Editor’s note: The Klamath Basin’s water issues are ongoing and complex, but examining their history can help stakeholders come up with solutions that work for everyone. This series of stories, which we’re calling “Deep Dive,” will look back on how water and ecosystems in the Klamath Basin naturally existed throughout history — and how human activity affected them. First up: Ancient Lake Modoc.
Around 20 million years ago, North America began to stretch like taffy. The Earth’s crust expanded into what is now the Great Basin, forming thousands of parallel cracks running north to south.
As the stretched crust became thinner, heat from the Earth’s mantle pushed the fractured land upward, and it rose and fell along the small fault lines. This formed a vast network of mountain ranges and valleys called the “basin and range” that stretches from south central Oregon all the way to New Mexico.

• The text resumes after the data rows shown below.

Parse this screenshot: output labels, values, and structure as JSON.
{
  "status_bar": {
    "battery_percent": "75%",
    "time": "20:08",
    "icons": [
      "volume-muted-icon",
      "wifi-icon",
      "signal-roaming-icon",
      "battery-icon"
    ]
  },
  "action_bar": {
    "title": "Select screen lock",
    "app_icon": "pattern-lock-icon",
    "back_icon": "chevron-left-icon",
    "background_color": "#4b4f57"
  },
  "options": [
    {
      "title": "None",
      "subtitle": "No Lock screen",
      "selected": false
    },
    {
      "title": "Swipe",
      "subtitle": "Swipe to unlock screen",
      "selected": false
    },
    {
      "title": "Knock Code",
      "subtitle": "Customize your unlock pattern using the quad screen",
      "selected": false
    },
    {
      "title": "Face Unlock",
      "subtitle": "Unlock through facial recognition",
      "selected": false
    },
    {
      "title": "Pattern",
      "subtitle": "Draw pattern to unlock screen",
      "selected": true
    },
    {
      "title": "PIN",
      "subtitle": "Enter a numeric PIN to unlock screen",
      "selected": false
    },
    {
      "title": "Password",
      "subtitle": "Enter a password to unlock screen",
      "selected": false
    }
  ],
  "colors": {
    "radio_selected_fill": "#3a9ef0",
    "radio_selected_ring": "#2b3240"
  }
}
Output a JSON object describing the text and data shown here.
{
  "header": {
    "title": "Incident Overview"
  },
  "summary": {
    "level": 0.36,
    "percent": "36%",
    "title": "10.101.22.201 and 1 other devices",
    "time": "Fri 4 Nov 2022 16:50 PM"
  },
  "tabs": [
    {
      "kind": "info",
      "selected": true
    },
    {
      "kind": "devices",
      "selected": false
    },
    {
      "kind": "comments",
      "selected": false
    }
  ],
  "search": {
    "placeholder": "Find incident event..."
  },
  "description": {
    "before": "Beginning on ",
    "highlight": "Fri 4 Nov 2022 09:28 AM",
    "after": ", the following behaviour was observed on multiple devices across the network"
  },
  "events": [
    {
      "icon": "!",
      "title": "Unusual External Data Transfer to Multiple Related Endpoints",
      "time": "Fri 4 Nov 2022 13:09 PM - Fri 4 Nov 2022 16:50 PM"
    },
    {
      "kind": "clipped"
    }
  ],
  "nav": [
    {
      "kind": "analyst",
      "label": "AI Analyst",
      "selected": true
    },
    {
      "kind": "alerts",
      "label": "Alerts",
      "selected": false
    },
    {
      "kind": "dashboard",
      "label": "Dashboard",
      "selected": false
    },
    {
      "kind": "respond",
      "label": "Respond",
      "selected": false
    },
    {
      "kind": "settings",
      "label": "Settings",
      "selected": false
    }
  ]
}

About 13 million years later, the oceanic Juan De Fuca Plate slid beneath the North American Plate. The subduction caused the Pacific Northwest coast to buckle upward, and pressure between the two plates forced magma to burst through that fold to form the Cascade volcanoes we see today.
The Cascades cut off the mountains and valleys of the basin and range from moisture that blows off the Pacific. But that didn’t stop water from flowing into what is now the Klamath Basin.
During the last Ice Age, glaciers reached as far south as current-day New York City. While much of Oregon remained uncovered, the glaciers caused a shift in the jet stream that brought consistent heavy rains to the basin and range. Pluvial lakes, whose levels depended on temperature and precipitation, formed throughout the western portion of North America. Basins became pools of water and mountains became islands within them. While glaciers in the northern Midwest were still at work carving the Great Lakes, the West was home to large, plentiful lakes.
Lake Bonneville in Utah, now the Great Salt Lake, covered nearly 19,000 square miles. Lake Lahontan in Nevada, now Pyramid Lake, originally spanned 8,500 square miles. Lake Missoula, which would later provide water for the cataclysmic floods that formed the Columbia River Gorge, spanned more than 3,000 square miles and contained half the water of modern-day Lake Michigan.
The Klamath Basin had its own pluvial lake nestled beneath the Cascades, which provided it with steady inflows of water that the other large lakes lacked. Snow and ice from their peaks melted into the lake, depositing nutrient-rich volcanic sediments on the lake bed.
In a 1980 paper in Oregon Geology, geographer Samuel Dicken called the vast body of water “Lake Modoc.”
Lake Modoc spanned nearly 1,100 square miles and covered all the flat lands of the Upper Klamath Basin with nearly 100 feet of water. Uplands like Stukel Mountain, Miller Hill and Hogback Mountain formed islands and peninsulas in the lake. A narrow strait near Olene connected the larger western half of the lake with a network of sheltered bays and inlets in what is now the Swan Lake Basin, Poe Valley, Yonna Basin and Langell Valley.
With deposits in Tule Lake dating back 3 million years, it’s believed that Lake Modoc existed at the end of the Pliocene Era, when global temperatures began to cool and set the stage for the Pleistocene, or Ice Age.
Lava flows from the Medicine Lake Volcano blocked the southern outlet of Lake Modoc through what is now Lava Beds National Monument. Once the lake reached its maximum level, it began slowly eroding a gorge to the west to form the Klamath River, the lake’s only outlet.
Once the last Ice Age ended about 10,000 years ago, glaciers receded and the basin and range became more arid. With less precipitation, Lake Modoc began to shrink. It left behind a landscape of open water and marshes concentrated in Lower Klamath Lake, Tule Lake and Upper Klamath Lake. The next story in this series will explore how water flowed through those systems.